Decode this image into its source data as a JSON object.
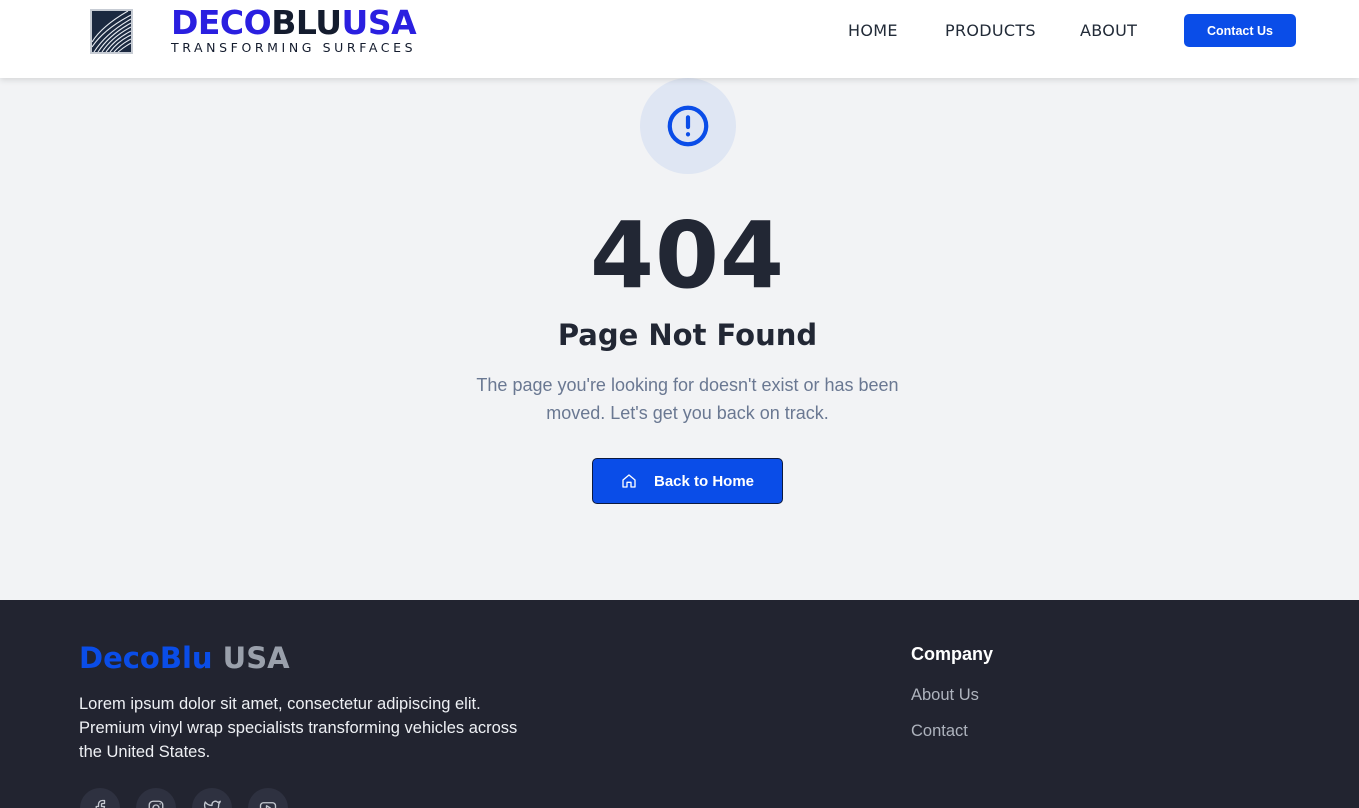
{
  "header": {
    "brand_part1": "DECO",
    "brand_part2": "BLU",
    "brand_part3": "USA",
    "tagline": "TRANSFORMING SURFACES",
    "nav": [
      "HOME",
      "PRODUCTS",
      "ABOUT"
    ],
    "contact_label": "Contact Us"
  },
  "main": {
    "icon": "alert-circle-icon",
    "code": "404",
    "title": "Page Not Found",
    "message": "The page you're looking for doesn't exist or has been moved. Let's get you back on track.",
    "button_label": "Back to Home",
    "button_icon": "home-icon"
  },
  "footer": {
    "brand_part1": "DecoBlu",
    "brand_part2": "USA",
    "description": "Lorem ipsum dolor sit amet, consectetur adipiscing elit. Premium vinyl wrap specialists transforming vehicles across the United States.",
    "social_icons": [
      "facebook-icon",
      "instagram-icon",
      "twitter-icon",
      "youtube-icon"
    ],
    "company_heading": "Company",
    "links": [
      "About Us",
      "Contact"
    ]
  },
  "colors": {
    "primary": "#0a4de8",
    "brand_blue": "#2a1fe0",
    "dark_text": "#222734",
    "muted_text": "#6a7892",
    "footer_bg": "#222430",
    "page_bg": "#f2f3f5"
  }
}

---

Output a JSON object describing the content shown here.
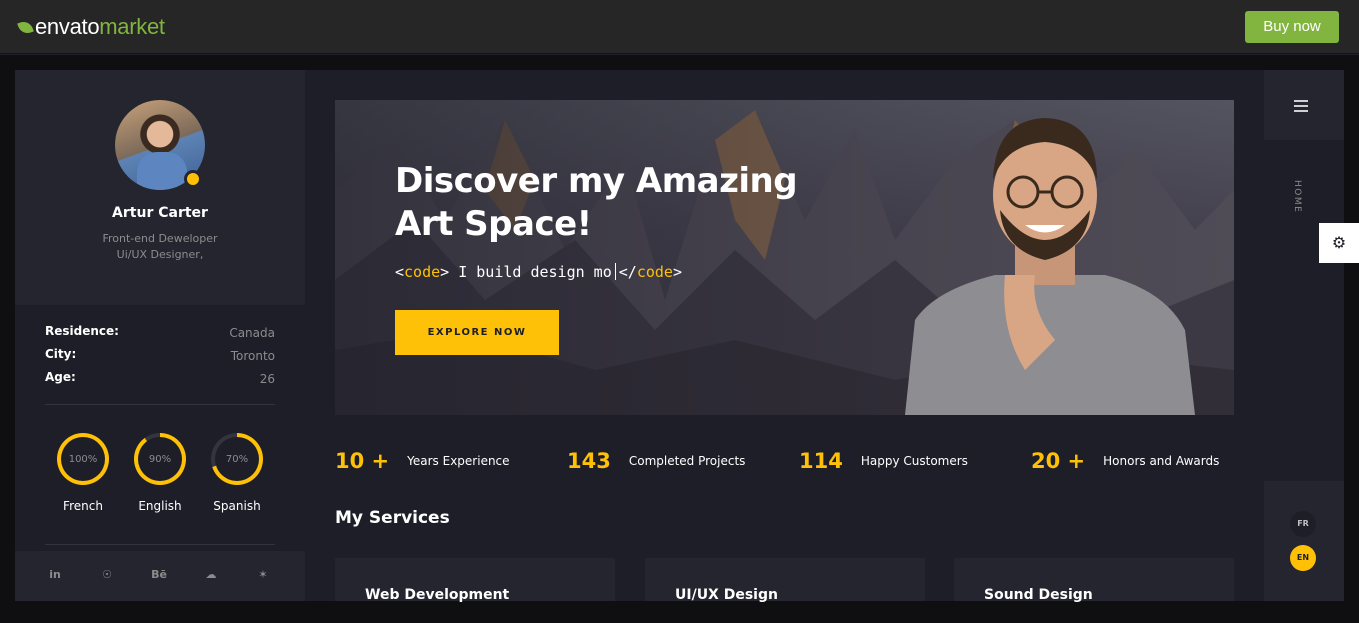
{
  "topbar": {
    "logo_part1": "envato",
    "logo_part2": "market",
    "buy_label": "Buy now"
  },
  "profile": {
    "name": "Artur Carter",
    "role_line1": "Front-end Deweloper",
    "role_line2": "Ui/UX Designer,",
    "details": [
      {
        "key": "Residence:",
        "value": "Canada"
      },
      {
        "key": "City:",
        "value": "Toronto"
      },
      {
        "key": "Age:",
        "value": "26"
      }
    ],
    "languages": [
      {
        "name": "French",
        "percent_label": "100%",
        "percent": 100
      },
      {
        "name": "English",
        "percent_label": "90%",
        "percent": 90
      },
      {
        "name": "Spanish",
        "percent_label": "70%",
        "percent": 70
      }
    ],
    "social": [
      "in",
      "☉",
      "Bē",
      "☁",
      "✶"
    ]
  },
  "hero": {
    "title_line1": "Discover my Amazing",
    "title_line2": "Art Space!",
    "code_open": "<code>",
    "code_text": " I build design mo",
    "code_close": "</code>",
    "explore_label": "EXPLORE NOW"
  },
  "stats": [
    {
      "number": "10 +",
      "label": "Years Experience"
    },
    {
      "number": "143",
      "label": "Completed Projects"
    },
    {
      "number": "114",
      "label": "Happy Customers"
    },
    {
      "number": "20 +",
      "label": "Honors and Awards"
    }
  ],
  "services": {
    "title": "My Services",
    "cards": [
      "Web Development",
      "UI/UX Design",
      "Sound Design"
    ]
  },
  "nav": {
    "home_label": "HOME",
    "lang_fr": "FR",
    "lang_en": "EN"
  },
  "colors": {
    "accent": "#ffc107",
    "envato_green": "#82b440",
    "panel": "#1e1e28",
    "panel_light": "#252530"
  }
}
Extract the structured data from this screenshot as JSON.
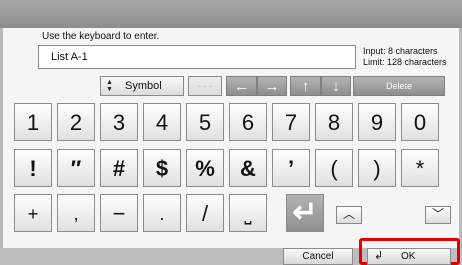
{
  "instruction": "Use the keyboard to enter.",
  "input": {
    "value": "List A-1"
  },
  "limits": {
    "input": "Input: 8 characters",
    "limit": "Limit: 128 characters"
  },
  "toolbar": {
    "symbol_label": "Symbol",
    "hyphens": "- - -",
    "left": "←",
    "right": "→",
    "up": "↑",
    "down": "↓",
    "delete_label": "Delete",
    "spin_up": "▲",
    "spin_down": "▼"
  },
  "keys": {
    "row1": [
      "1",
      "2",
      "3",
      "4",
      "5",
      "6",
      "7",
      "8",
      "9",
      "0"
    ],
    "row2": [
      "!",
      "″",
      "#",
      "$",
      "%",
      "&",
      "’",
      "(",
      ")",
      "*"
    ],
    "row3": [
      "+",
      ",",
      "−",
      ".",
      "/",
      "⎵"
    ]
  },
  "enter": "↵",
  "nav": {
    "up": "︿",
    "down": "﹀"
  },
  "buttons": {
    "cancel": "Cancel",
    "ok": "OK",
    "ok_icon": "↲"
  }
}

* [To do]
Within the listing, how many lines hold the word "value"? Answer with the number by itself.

* [Expected answer]
4